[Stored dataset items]
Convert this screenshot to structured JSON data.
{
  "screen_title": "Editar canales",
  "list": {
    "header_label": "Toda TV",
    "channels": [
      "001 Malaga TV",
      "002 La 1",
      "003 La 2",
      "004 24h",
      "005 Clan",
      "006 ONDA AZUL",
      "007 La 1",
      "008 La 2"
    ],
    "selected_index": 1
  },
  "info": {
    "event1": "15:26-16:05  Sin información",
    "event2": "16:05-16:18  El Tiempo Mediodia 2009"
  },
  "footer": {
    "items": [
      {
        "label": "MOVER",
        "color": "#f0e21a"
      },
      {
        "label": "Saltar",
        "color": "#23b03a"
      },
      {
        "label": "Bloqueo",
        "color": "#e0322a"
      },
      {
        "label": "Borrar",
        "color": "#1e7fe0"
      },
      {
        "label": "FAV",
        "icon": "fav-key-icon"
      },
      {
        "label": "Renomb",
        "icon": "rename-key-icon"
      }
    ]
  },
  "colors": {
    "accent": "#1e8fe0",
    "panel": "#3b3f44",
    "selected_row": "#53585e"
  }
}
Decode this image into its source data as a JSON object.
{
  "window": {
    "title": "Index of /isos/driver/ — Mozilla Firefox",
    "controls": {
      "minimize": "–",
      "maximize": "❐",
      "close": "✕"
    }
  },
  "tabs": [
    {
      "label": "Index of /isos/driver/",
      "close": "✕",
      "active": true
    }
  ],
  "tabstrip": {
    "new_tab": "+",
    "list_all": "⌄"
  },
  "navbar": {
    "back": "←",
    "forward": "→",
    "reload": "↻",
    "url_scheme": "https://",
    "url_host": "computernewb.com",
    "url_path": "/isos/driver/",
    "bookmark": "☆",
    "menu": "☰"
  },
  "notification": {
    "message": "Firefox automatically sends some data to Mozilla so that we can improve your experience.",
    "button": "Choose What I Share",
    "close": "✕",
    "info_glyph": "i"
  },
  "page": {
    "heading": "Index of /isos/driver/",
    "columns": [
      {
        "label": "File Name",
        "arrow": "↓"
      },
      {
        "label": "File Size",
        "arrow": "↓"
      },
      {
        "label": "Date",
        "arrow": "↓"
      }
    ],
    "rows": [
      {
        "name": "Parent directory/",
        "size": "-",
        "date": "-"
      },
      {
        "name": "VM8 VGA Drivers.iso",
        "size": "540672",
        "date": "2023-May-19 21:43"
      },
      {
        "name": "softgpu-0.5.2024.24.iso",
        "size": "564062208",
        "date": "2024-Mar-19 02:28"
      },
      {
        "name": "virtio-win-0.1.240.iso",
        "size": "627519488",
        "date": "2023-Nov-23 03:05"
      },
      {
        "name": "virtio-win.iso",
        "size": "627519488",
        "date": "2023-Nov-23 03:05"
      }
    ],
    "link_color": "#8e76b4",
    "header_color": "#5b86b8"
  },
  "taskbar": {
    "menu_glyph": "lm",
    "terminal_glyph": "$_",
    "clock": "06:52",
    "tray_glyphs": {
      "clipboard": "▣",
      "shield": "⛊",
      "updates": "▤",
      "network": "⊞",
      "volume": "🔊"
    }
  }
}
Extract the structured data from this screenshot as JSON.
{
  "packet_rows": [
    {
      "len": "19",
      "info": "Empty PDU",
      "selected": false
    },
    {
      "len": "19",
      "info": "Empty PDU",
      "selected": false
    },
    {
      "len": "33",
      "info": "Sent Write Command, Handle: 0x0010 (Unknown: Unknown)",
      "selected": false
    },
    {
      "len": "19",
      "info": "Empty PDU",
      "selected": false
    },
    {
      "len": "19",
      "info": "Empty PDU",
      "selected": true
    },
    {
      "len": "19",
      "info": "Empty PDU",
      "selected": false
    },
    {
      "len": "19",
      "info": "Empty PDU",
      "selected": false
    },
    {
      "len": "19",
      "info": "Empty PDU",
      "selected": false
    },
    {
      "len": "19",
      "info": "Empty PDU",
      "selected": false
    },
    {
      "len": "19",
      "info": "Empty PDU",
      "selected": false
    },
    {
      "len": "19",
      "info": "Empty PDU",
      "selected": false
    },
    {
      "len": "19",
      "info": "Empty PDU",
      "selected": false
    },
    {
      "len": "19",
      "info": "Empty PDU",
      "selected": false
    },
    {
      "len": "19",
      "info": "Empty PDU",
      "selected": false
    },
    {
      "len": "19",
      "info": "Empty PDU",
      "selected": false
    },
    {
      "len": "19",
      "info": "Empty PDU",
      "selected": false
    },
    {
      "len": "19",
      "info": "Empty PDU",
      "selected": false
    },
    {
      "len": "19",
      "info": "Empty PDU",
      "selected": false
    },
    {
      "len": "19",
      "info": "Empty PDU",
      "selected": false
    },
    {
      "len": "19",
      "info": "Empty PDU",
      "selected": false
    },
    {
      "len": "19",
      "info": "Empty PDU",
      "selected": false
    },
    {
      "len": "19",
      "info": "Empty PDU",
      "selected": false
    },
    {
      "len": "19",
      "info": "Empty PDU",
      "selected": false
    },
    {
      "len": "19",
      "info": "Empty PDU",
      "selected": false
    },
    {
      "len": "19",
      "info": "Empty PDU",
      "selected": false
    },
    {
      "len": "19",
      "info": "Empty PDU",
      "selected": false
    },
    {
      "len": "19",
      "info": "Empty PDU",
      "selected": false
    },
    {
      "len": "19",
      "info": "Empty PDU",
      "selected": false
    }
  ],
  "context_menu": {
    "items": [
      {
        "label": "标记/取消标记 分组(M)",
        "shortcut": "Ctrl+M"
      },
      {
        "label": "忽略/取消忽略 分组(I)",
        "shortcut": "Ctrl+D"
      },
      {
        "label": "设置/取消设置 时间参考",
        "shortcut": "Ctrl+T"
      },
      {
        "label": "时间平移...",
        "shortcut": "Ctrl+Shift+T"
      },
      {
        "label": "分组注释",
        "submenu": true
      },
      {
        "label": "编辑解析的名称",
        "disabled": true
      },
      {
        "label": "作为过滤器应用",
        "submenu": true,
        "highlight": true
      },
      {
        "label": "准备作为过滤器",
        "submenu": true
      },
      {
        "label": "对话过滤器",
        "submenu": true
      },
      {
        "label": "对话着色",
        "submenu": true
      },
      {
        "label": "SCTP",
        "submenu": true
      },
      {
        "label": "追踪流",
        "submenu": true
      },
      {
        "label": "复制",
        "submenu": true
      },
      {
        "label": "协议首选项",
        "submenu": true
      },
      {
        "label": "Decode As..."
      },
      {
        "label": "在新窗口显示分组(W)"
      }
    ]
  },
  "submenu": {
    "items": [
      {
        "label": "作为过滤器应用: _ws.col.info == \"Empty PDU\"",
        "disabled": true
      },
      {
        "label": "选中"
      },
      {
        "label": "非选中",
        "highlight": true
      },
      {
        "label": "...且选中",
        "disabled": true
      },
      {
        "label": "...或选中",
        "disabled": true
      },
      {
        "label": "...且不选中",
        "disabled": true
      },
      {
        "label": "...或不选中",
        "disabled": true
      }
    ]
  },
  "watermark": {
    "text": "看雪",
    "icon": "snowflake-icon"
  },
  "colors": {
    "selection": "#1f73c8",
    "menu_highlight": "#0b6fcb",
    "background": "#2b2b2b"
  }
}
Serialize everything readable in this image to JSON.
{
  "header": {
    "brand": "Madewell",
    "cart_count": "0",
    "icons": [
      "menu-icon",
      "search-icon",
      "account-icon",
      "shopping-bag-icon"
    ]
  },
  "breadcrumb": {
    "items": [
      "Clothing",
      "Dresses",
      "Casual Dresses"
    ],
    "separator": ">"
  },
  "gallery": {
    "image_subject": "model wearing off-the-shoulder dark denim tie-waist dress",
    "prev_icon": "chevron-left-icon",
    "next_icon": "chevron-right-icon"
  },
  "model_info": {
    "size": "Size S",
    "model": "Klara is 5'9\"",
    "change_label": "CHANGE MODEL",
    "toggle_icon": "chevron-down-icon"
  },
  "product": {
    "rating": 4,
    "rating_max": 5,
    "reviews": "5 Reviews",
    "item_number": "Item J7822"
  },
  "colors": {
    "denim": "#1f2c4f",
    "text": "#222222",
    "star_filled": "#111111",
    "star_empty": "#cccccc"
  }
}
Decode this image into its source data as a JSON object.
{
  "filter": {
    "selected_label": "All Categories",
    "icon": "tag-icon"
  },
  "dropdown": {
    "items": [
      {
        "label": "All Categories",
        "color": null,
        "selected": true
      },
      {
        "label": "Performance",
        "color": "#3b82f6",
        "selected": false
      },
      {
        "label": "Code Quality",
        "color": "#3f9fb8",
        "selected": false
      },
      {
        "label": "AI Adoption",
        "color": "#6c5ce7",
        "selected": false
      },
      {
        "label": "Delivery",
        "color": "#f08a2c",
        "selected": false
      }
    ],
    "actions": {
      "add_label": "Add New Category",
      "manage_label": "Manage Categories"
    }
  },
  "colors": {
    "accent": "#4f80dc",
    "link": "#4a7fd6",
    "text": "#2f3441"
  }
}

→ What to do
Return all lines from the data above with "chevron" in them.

→ Answer to this exercise
    "prev_icon": "chevron-left-icon",
    "next_icon": "chevron-right-icon"
    "toggle_icon": "chevron-down-icon"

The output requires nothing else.